Start of Block
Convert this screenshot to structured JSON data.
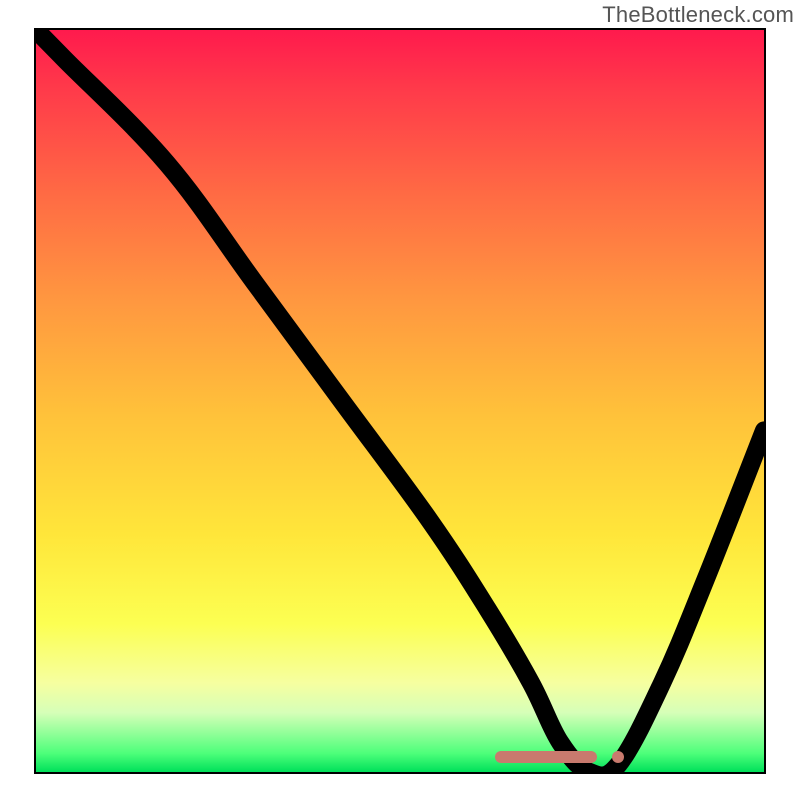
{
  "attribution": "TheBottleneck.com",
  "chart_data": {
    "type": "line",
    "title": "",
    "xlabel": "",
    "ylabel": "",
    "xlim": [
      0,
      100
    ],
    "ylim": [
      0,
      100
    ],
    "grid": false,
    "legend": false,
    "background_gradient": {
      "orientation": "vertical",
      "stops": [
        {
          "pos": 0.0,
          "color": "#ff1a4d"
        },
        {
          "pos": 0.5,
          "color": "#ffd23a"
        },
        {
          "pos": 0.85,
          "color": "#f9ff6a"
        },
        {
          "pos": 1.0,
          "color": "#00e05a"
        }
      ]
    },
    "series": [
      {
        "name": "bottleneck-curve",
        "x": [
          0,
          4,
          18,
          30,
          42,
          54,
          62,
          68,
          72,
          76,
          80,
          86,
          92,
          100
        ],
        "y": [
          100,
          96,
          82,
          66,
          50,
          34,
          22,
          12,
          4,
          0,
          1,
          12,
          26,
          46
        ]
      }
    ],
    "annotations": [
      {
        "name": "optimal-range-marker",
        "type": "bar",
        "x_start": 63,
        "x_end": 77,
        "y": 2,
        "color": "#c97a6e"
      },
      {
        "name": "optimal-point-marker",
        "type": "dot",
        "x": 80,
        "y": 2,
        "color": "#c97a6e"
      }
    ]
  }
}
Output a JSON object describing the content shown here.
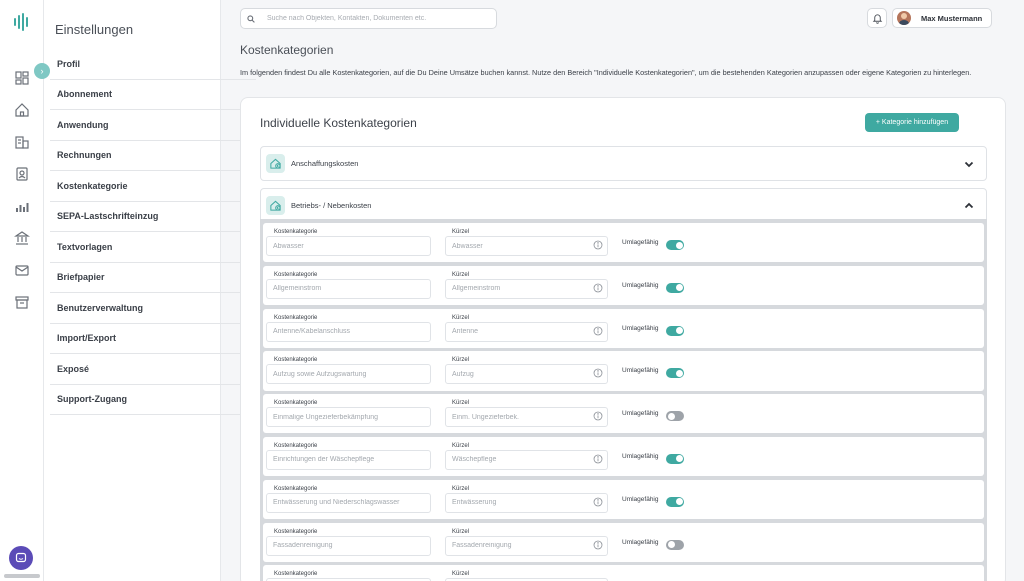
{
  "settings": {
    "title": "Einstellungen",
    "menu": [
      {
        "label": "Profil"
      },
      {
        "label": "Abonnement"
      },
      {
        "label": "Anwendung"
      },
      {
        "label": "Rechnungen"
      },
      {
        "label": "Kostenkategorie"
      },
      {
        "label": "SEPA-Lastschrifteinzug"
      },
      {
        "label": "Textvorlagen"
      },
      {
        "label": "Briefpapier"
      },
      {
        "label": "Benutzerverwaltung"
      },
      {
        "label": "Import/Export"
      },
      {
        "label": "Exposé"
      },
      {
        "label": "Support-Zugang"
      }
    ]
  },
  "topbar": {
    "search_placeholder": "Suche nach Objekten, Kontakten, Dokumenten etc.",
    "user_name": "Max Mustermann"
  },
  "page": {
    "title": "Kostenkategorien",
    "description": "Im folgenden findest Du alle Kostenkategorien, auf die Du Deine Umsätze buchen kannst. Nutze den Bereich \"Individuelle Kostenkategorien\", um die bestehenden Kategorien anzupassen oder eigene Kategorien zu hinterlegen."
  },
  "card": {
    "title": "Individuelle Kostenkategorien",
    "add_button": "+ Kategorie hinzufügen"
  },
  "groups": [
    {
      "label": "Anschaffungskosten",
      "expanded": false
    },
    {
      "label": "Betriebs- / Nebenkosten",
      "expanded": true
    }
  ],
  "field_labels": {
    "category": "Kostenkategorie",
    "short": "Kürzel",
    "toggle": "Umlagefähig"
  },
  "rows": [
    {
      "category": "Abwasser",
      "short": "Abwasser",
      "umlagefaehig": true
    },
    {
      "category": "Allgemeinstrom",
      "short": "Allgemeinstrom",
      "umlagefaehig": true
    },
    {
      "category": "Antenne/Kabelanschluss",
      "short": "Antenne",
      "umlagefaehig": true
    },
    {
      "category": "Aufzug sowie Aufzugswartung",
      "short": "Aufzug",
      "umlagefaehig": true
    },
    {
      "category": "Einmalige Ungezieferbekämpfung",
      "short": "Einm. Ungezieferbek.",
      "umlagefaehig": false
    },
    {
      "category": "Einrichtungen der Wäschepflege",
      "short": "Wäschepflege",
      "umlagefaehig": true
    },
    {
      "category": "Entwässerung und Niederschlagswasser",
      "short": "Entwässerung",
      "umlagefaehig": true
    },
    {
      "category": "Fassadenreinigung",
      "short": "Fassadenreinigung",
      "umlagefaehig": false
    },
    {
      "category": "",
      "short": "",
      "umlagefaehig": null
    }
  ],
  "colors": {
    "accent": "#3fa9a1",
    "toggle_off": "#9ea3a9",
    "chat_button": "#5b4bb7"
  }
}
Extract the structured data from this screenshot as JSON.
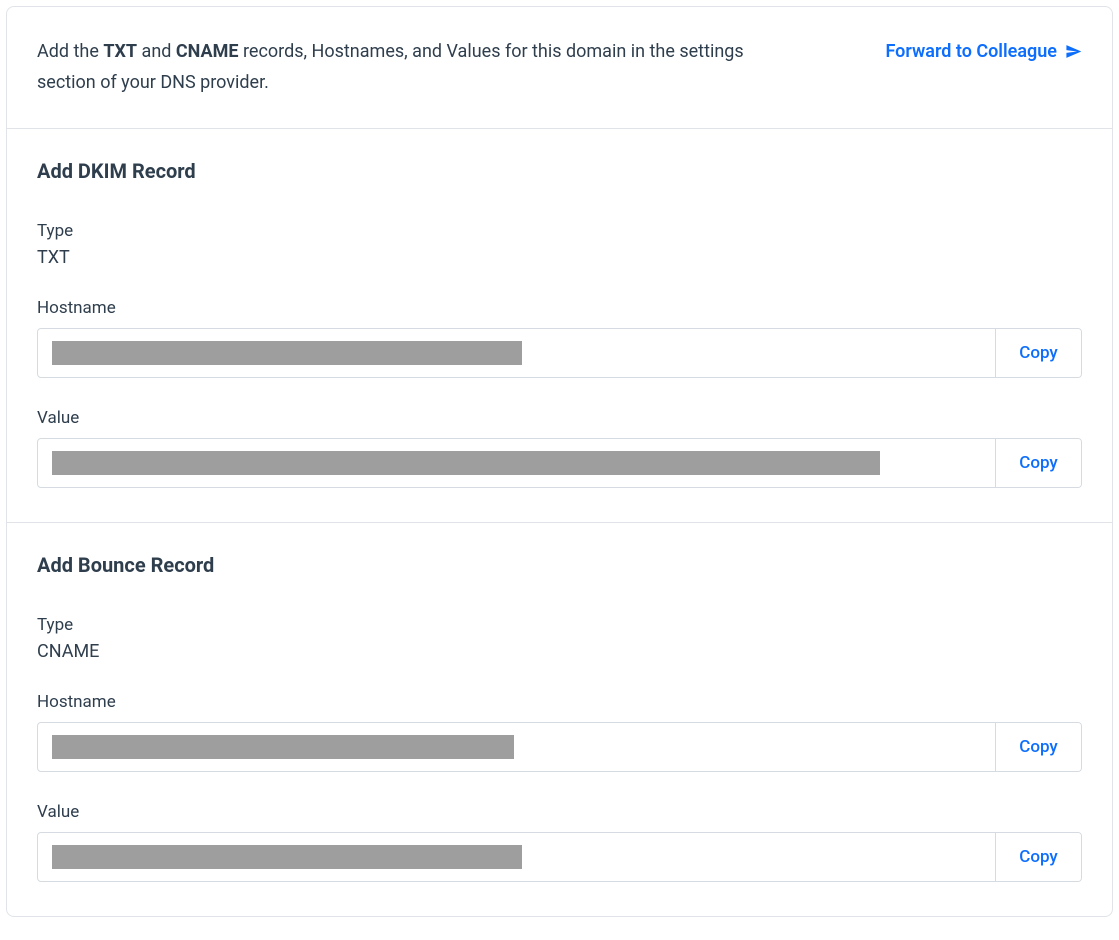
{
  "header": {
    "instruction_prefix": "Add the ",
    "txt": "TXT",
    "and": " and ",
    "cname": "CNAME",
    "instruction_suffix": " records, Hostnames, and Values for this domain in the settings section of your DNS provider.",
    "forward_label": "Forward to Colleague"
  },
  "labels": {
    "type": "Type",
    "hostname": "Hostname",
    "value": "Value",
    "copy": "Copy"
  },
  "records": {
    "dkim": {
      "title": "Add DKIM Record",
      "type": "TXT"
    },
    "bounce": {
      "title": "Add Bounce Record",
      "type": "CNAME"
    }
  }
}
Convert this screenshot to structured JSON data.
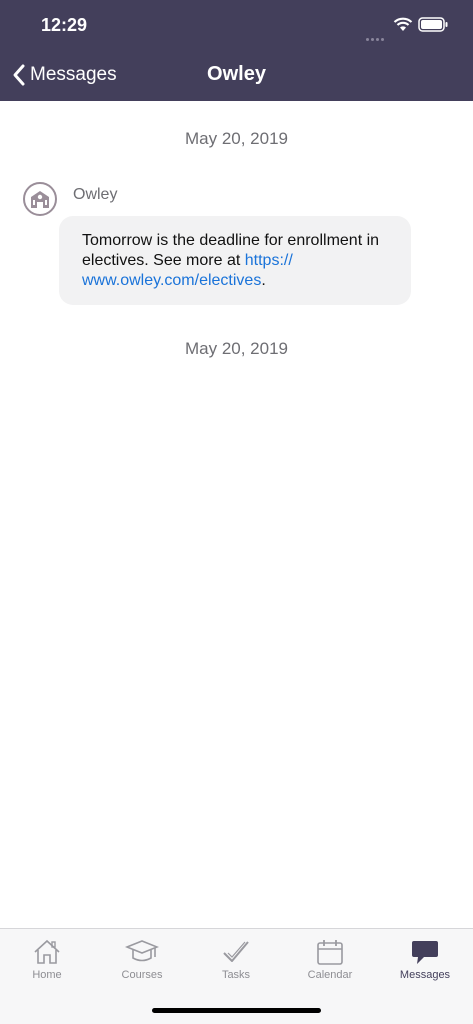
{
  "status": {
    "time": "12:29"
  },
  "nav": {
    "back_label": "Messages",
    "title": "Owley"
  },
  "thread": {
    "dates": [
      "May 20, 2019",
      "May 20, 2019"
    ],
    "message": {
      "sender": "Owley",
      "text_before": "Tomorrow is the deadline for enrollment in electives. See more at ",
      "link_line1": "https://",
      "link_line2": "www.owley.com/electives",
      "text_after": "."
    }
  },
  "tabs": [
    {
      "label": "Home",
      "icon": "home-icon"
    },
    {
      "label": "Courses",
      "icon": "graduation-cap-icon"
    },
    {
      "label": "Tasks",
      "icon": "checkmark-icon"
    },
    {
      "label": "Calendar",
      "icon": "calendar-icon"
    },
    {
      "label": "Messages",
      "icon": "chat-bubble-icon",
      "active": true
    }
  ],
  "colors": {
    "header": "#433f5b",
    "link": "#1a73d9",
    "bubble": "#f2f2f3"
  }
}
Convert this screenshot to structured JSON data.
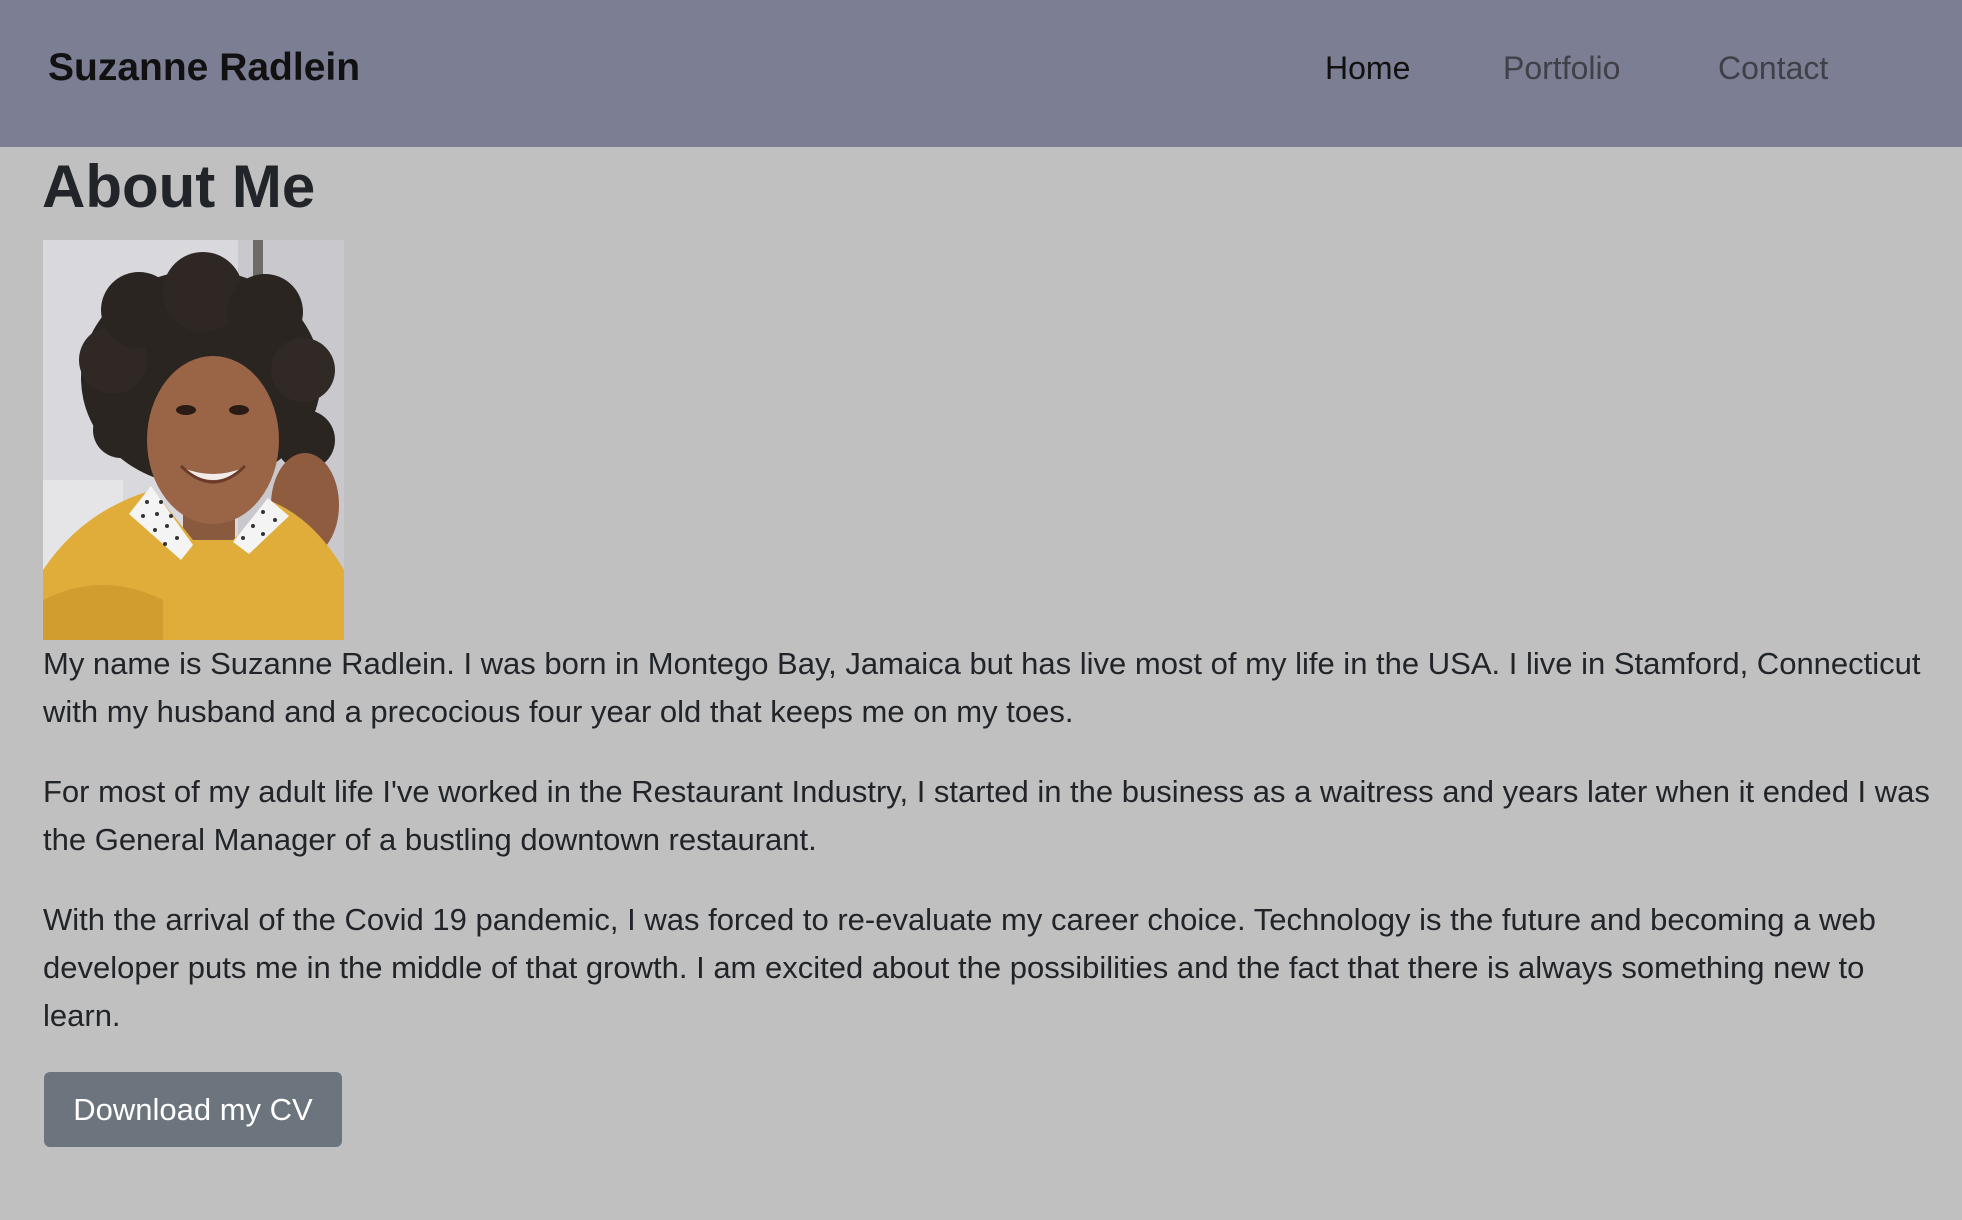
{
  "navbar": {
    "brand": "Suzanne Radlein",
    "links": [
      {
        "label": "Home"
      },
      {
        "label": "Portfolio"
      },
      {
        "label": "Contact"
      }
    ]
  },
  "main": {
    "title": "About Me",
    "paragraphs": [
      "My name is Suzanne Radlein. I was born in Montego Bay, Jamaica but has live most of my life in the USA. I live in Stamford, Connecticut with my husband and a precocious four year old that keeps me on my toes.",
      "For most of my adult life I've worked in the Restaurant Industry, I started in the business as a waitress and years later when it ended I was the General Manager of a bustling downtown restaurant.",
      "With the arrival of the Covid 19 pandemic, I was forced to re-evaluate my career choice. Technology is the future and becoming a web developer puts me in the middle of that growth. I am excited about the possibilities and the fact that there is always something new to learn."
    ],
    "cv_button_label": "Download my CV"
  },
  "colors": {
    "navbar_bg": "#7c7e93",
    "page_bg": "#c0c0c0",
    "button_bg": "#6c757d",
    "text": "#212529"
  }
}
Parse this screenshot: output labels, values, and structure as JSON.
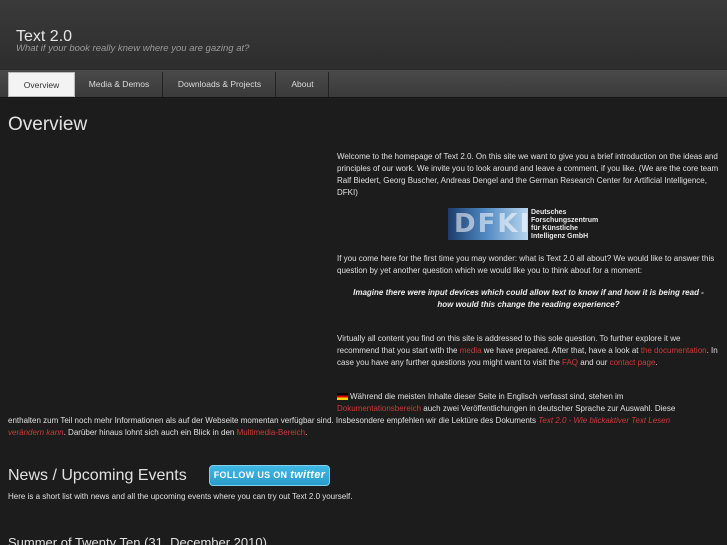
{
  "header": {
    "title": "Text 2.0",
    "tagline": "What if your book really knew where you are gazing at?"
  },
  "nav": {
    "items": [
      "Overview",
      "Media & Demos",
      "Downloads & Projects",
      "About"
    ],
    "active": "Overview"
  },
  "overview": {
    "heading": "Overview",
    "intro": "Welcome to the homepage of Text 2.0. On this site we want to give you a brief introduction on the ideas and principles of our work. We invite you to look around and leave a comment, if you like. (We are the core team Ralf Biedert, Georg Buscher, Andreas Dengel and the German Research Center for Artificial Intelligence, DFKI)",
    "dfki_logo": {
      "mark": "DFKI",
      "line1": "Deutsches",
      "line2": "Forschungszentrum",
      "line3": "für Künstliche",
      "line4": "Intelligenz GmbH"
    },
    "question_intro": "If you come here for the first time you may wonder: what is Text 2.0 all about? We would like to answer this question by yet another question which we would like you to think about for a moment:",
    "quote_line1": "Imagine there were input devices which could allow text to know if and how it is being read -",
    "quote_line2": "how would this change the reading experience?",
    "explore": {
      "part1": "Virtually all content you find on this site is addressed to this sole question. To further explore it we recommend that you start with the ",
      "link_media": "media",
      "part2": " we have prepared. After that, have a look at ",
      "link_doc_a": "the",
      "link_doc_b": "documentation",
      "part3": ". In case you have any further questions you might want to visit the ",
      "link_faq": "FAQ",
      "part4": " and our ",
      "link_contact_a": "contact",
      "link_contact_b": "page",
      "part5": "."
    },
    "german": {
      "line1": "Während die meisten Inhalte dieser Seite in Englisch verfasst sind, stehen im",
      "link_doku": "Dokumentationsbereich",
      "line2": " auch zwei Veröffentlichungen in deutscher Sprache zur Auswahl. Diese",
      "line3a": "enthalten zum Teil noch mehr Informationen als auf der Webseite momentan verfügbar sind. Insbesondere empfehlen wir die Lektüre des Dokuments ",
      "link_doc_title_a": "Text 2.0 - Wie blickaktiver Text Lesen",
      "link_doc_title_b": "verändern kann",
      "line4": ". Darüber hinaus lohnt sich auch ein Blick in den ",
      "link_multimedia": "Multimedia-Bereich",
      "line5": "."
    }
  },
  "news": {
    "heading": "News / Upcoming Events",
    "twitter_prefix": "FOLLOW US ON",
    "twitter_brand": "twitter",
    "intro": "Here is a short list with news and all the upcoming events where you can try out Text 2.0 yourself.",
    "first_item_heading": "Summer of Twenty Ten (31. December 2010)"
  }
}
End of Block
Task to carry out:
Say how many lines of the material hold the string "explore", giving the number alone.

Answer for this exercise:
2